posted on 24.11.2022, 11:40 authored by José Ignacio García-Plazaola, Miren Irati Arzac, Laura Brazales, Javier Fernández, José Manuel Laza, José Luis Vilas, Marina López-Pozo, Alicia V. Perera-Castro, Beatriz Fernández-Marín

Antarctic macroalgal communities of the upper intertidal zone are particularly poor compared with other coastal regions. Exposure to desiccation and freezing combined with the abrasive effect of ice threatens the life of sessile organisms. One of the few species able to colonize this environment is the rhodophyte Pyropia endiviifolia. It belongs to the Bangiales, one of the oldest extant clades of photosynthetic eukaryotes, which has occurred for more than one billion years with basically the same morphological structure. Considering that the extent of Antarctic glaciation is a geologically recent event, we hypothesized that pre-adaptations to desiccation in bangiophytes may have contributed to the success of P. endiviifolia in Antarctica. To test this, we compared its photosynthetic performance and tolerance to desiccation and freezing with those from a related intertidal species, the temperate Atlantic species Porphyra linearis. As evidenced by gas exchange and chlorophyll fluorescence, P. endiviifolia is more adapted to high irradiances than P. linearis. The former species was also more desiccation-tolerant, and showed a higher glass transition temperature. Both species did not differ in chlorophyll content per dry weight, and tolerance to −20°C, even though the ice-nucleation temperature was much higher in P. endiviifolia. Membrane integrity may depend on fatty acid composition in P. endiviifolia, while on enhanced tocopherol in P. linearis. Overall, both species show different strategies to deal with freezing temperatures: supercooling in P. linearis vs. freezing-tolerance in P. endiviifolia. This matches with the probability of being subjected to sub-zero temperatures in their natural environments (lower in the case of P. linearis). Surprisingly, the higher risk of dehydration in the natural habitat of P. linearis is not matched by a higher desiccation tolerance. This observation does not support the initial hypothesis of the study but suggests the opposite: the acclimation to a cold environment results in higher desiccation tolerance.
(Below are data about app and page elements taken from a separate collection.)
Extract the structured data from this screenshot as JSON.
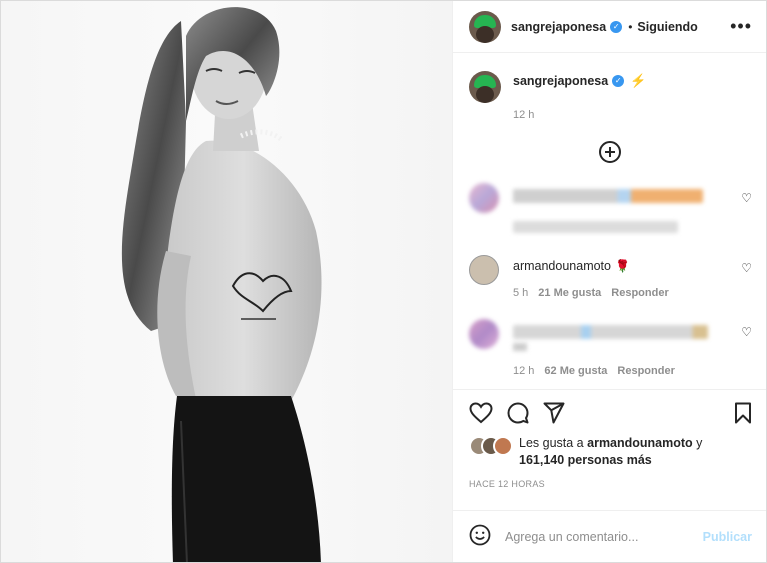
{
  "post": {
    "author": "sangrejaponesa",
    "follow_status": "Siguiendo",
    "separator": "•",
    "more_icon": "more-horizontal-icon"
  },
  "caption": {
    "username": "sangrejaponesa",
    "emoji": "⚡",
    "time": "12 h"
  },
  "comments": [
    {
      "username": "armandounamoto",
      "emoji": "🌹",
      "time": "5 h",
      "likes": "21 Me gusta",
      "reply_label": "Responder"
    },
    {
      "time": "12 h",
      "likes": "62 Me gusta",
      "reply_label": "Responder"
    }
  ],
  "likes": {
    "prefix": "Les gusta a",
    "user": "armandounamoto",
    "connector": "y",
    "others": "161,140 personas más"
  },
  "posted_ago": "HACE 12 HORAS",
  "composer": {
    "placeholder": "Agrega un comentario...",
    "publish_label": "Publicar"
  },
  "colors": {
    "verified": "#3897f0",
    "publish_disabled": "#b2dffc",
    "muted": "#8e8e8e"
  }
}
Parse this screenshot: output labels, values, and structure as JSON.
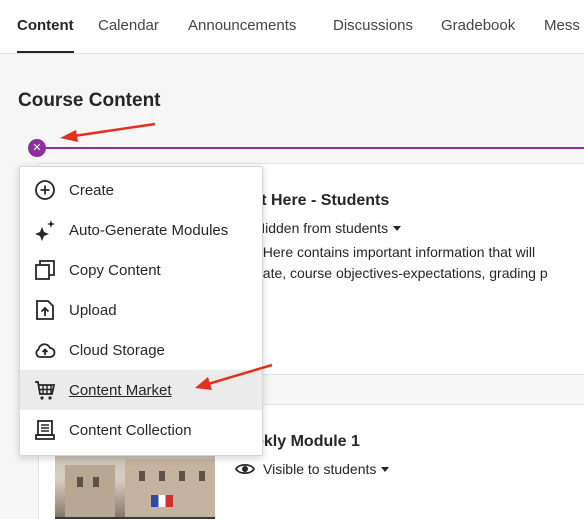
{
  "tabs": [
    {
      "label": "Content",
      "active": true
    },
    {
      "label": "Calendar"
    },
    {
      "label": "Announcements"
    },
    {
      "label": "Discussions"
    },
    {
      "label": "Gradebook"
    },
    {
      "label": "Mess"
    }
  ],
  "page": {
    "title": "Course Content"
  },
  "add_button": {
    "icon": "close-icon",
    "color": "#8c2f9c"
  },
  "menu": {
    "items": [
      {
        "label": "Create",
        "icon": "plus-circle-icon"
      },
      {
        "label": "Auto-Generate Modules",
        "icon": "sparkle-icon"
      },
      {
        "label": "Copy Content",
        "icon": "copy-icon"
      },
      {
        "label": "Upload",
        "icon": "upload-icon"
      },
      {
        "label": "Cloud Storage",
        "icon": "cloud-upload-icon"
      },
      {
        "label": "Content Market",
        "icon": "cart-icon",
        "hovered": true
      },
      {
        "label": "Content Collection",
        "icon": "collection-icon"
      }
    ]
  },
  "content_items": [
    {
      "title": "rt Here - Students",
      "visibility": "Hidden from students",
      "description_lines": [
        ": Here contains important information that will",
        "gate, course objectives-expectations, grading p"
      ]
    },
    {
      "title": "ekly Module 1",
      "visibility": "Visible to students",
      "visibility_icon": "eye-icon"
    }
  ],
  "annotation_color": "#e0301e"
}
Porphyra linearis and Pyropia endiviifolia are remarkably tolerant to desiccation and freezing.● Antarctic P. endiviifolia is remarkably tolerant to desiccation and freezing.● Mechanisms of freezing tolerance could induce a higher tolerance to desiccation.


This research was funded through the following projects: CTM2014-53902-C2-2-P, CTM2014-53902-C2-1-P and PGC2018-093824-B-C44 funded by MCIN/AEI/ 10.13039/501100011033 and by ‘ERDF A way of making Europe’, and by UPV/EHU IT-1018-16 and IT1648-22 funded by the Basque Government.